■ **Recorded information**
________________

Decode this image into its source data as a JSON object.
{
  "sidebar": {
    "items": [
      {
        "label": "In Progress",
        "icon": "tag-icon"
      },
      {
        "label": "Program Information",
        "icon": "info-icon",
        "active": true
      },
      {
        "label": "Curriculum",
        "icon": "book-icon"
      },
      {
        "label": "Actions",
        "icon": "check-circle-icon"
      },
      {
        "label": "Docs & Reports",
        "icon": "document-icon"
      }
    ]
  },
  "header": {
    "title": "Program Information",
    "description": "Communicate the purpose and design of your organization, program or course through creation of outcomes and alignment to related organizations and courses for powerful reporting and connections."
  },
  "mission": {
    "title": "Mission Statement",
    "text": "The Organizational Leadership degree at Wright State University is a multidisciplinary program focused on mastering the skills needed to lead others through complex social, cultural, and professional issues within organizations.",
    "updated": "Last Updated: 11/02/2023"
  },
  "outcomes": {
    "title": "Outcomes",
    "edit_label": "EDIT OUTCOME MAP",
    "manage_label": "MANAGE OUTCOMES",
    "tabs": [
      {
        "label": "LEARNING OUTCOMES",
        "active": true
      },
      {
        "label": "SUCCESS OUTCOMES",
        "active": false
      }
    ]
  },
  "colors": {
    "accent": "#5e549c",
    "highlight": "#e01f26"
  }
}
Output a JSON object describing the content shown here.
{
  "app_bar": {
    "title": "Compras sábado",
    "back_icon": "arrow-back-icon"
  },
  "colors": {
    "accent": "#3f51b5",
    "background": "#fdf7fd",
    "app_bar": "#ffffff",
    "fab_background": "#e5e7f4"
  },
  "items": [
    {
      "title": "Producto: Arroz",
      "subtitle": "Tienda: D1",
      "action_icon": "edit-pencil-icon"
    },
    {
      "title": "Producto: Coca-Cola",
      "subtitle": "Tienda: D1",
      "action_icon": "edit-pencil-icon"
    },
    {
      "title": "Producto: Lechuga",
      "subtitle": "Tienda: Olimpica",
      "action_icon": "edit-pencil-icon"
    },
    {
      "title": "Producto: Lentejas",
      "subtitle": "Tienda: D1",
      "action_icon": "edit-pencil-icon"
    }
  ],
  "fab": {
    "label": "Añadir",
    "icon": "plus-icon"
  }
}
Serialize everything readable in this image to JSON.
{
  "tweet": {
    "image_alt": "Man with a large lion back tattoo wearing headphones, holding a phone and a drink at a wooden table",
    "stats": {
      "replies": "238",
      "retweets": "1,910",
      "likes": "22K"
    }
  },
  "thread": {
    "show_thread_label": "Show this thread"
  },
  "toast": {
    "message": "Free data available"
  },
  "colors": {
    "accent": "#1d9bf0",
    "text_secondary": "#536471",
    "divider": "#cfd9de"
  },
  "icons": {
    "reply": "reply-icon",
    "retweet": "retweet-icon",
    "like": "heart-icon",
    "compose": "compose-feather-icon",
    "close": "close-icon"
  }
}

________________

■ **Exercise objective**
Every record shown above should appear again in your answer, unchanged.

■ **Reply to the task**
Decode this image into its source data as a JSON object.
{
  "sidebar": {
    "items": [
      {
        "label": "In Progress",
        "icon": "tag-icon"
      },
      {
        "label": "Program Information",
        "icon": "info-icon",
        "active": true
      },
      {
        "label": "Curriculum",
        "icon": "book-icon"
      },
      {
        "label": "Actions",
        "icon": "check-circle-icon"
      },
      {
        "label": "Docs & Reports",
        "icon": "document-icon"
      }
    ]
  },
  "header": {
    "title": "Program Information",
    "description": "Communicate the purpose and design of your organization, program or course through creation of outcomes and alignment to related organizations and courses for powerful reporting and connections."
  },
  "mission": {
    "title": "Mission Statement",
    "text": "The Organizational Leadership degree at Wright State University is a multidisciplinary program focused on mastering the skills needed to lead others through complex social, cultural, and professional issues within organizations.",
    "updated": "Last Updated: 11/02/2023"
  },
  "outcomes": {
    "title": "Outcomes",
    "edit_label": "EDIT OUTCOME MAP",
    "manage_label": "MANAGE OUTCOMES",
    "tabs": [
      {
        "label": "LEARNING OUTCOMES",
        "active": true
      },
      {
        "label": "SUCCESS OUTCOMES",
        "active": false
      }
    ]
  },
  "colors": {
    "accent": "#5e549c",
    "highlight": "#e01f26"
  }
}
Output a JSON object describing the content shown here.
{
  "app_bar": {
    "title": "Compras sábado",
    "back_icon": "arrow-back-icon"
  },
  "colors": {
    "accent": "#3f51b5",
    "background": "#fdf7fd",
    "app_bar": "#ffffff",
    "fab_background": "#e5e7f4"
  },
  "items": [
    {
      "title": "Producto: Arroz",
      "subtitle": "Tienda: D1",
      "action_icon": "edit-pencil-icon"
    },
    {
      "title": "Producto: Coca-Cola",
      "subtitle": "Tienda: D1",
      "action_icon": "edit-pencil-icon"
    },
    {
      "title": "Producto: Lechuga",
      "subtitle": "Tienda: Olimpica",
      "action_icon": "edit-pencil-icon"
    },
    {
      "title": "Producto: Lentejas",
      "subtitle": "Tienda: D1",
      "action_icon": "edit-pencil-icon"
    }
  ],
  "fab": {
    "label": "Añadir",
    "icon": "plus-icon"
  }
}
Serialize everything readable in this image to JSON.
{
  "tweet": {
    "image_alt": "Man with a large lion back tattoo wearing headphones, holding a phone and a drink at a wooden table",
    "stats": {
      "replies": "238",
      "retweets": "1,910",
      "likes": "22K"
    }
  },
  "thread": {
    "show_thread_label": "Show this thread"
  },
  "toast": {
    "message": "Free data available"
  },
  "colors": {
    "accent": "#1d9bf0",
    "text_secondary": "#536471",
    "divider": "#cfd9de"
  },
  "icons": {
    "reply": "reply-icon",
    "retweet": "retweet-icon",
    "like": "heart-icon",
    "compose": "compose-feather-icon",
    "close": "close-icon"
  }
}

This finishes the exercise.